The soundtrack transitioned into Mark Hanna’s (Matthew McConaughey) famous improvised chant from The Wolf of Wall Street. The film played an integral role in Latimer’s vision for this season, alongside The Guardian article “30 under 30-year sentences: why so many of Forbes’ young heroes face jail”. Essentially, Latimer was preoccupied with exploring archetypical displays of men in power throughout American popular culture. Shrewd attendees noticed that soundbites from character Kendall Roy, of much-hyped TV series Succession, were intermixed with Black Strobe’s I’m a Man.

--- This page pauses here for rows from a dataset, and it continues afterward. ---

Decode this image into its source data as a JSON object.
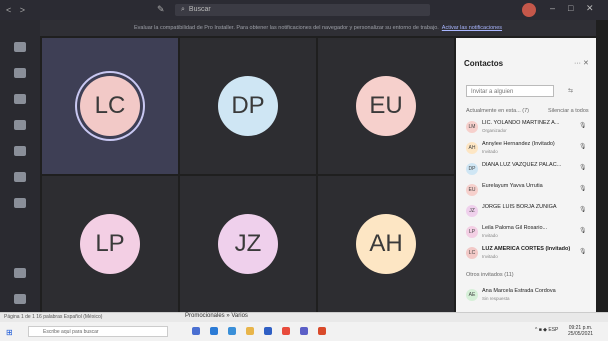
{
  "titlebar": {
    "search_placeholder": "Buscar",
    "nav": "< >",
    "minimize": "–",
    "maximize": "□",
    "close": "✕"
  },
  "banner": {
    "text": "Evaluar la compatibilidad de Pro Installer. Para obtener las notificaciones del navegador y personalizar su entorno de trabajo.",
    "link": "Activar las notificaciones"
  },
  "tiles": [
    {
      "initials": "LC",
      "color": "#f2c9c7",
      "active": true
    },
    {
      "initials": "DP",
      "color": "#cfe6f4"
    },
    {
      "initials": "EU",
      "color": "#f6d0cc"
    },
    {
      "initials": "LP",
      "color": "#f3cfe4"
    },
    {
      "initials": "JZ",
      "color": "#efd0ec"
    },
    {
      "initials": "AH",
      "color": "#fde6c4"
    }
  ],
  "panel": {
    "title": "Contactos",
    "controls": "··· ✕",
    "invite_placeholder": "Invitar a alguien",
    "invite_icon": "⇆",
    "in_meeting": "Actualmente en esta... (7)",
    "mute_all": "Silenciar a todos",
    "others": "Otros invitados (11)",
    "participants": [
      {
        "name": "LIC. YOLANDO MARTÍNEZ A...",
        "sub": "Organizador",
        "initials": "LM",
        "color": "#f6d0cc"
      },
      {
        "name": "Annylee Hernandez (Invitado)",
        "sub": "Invitado",
        "initials": "AH",
        "color": "#fde6c4"
      },
      {
        "name": "DIANA LUZ VAZQUEZ PALAC...",
        "sub": "",
        "initials": "DP",
        "color": "#cfe6f4"
      },
      {
        "name": "Eurelayum Yavva Urrutia",
        "sub": "",
        "initials": "EU",
        "color": "#f6d0cc"
      },
      {
        "name": "JORGE LUIS BORJA ZUNIGA",
        "sub": "",
        "initials": "JZ",
        "color": "#efd0ec"
      },
      {
        "name": "Leila Paloma Gil Rosario...",
        "sub": "Invitado",
        "initials": "LP",
        "color": "#f3cfe4"
      },
      {
        "name": "LUZ AMERICA CORTÉS (Invitado)",
        "sub": "Invitado",
        "initials": "LC",
        "color": "#f2c9c7",
        "bold": true
      }
    ],
    "other_participant": {
      "name": "Ana Marcela Estrada Cordova",
      "sub": "Sin respuesta",
      "initials": "AE",
      "color": "#d6f0d8"
    }
  },
  "statusbar": {
    "left": "Página 1 de 1   16 palabras   Español (México)",
    "mid": "Promocionales » Varios"
  },
  "taskbar": {
    "search_placeholder": "Escribe aquí para buscar",
    "tray": "^ ■ ◆ ESP",
    "time": "09:21 p.m.",
    "date": "25/05/2021"
  }
}
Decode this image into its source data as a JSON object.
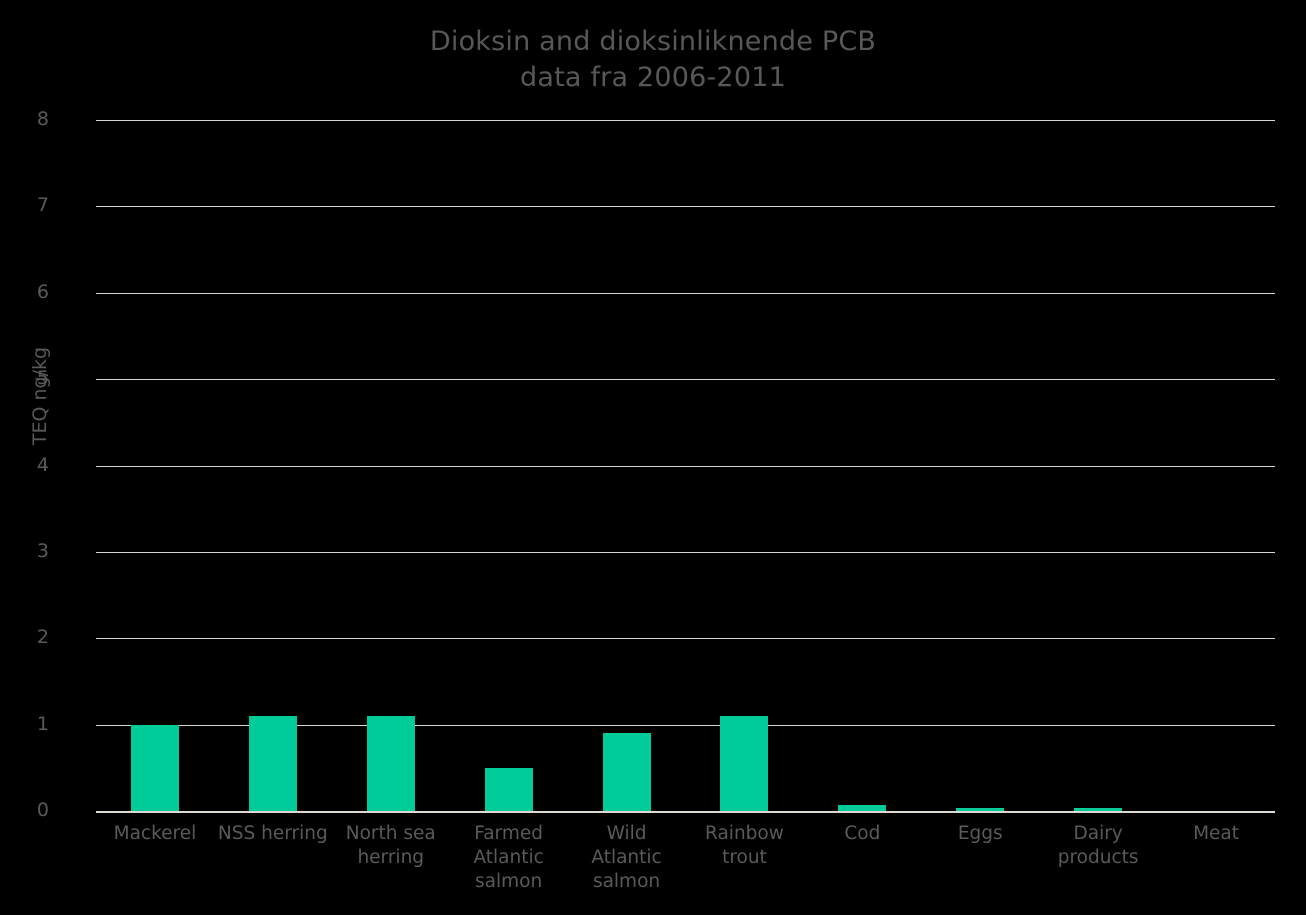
{
  "chart_data": {
    "type": "bar",
    "title": "Dioksin and dioksinliknende PCB\ndata fra 2006-2011",
    "title_lines": [
      "Dioksin and dioksinliknende PCB",
      "data fra 2006-2011"
    ],
    "xlabel": "",
    "ylabel": "TEQ ng/kg",
    "ylim": [
      0,
      8
    ],
    "yticks": [
      0,
      1,
      2,
      3,
      4,
      5,
      6,
      7,
      8
    ],
    "ytick_labels": [
      "0",
      "1",
      "2",
      "3",
      "4",
      "5",
      "6",
      "7",
      "8"
    ],
    "grid": true,
    "legend": "none",
    "bar_color": "#00cc99",
    "background_color": "#000000",
    "text_color": "#5a5a5a",
    "gridline_color": "#d9d6d2",
    "categories": [
      "Mackerel",
      "NSS herring",
      "North sea\nherring",
      "Farmed\nAtlantic\nsalmon",
      "Wild\nAtlantic\nsalmon",
      "Rainbow\ntrout",
      "Cod",
      "Eggs",
      "Dairy\nproducts",
      "Meat"
    ],
    "values": [
      1.0,
      1.1,
      1.1,
      0.5,
      0.9,
      1.1,
      0.07,
      0.03,
      0.04,
      0.0
    ]
  }
}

Models stepped out in suit jackets with fabric wrapped across their torsos, arms strapped to their sides to perhaps signify the restrictive nature of business life. High-waisted pants and deconstructed shirts were shredded on one side, visually echoing the sentiment of falling apart at the seams –– arguably, Latimer’s interpretation of the high-pressure, temperamental nature of the corporate world. Elsewhere, the designer’s own invoices from debt collection agencies were reconfigured into a print that covered asymmetric button-up jackets. T-shirts emblazoned with the words “Money, Power, Glory”, and long-sleeved knits featuring flame motifs, acted as direct depictions of the relentless drive associated with the climb to the top of the corporate ladder.

Despite this collection being centred around gratuitous greed, Latimer’s pieces, as always, were consciously designed. Latimer incorporated 100% recycled materials from the Spanish fabric mill Coleo. Additionally, disfigured bottle caps fashioned into necklaces were the product of a collaboration with the all-female jewellery brand AIDA Impact. Offering a responsible take on corporate reality, Latimer said that this collection riffs on the line “Sell me this pen”: the final utterance of The Wolf of Wall Street’s protagonist, Jordan Belfort. In this instance, the designer managed to sell his audience a sartorial fantasy: one where masculine power dressing is fun, fair and freeing.

See a selection of the show looks below and see the entire collection here.

Ervin Latimer
Ervin Latimer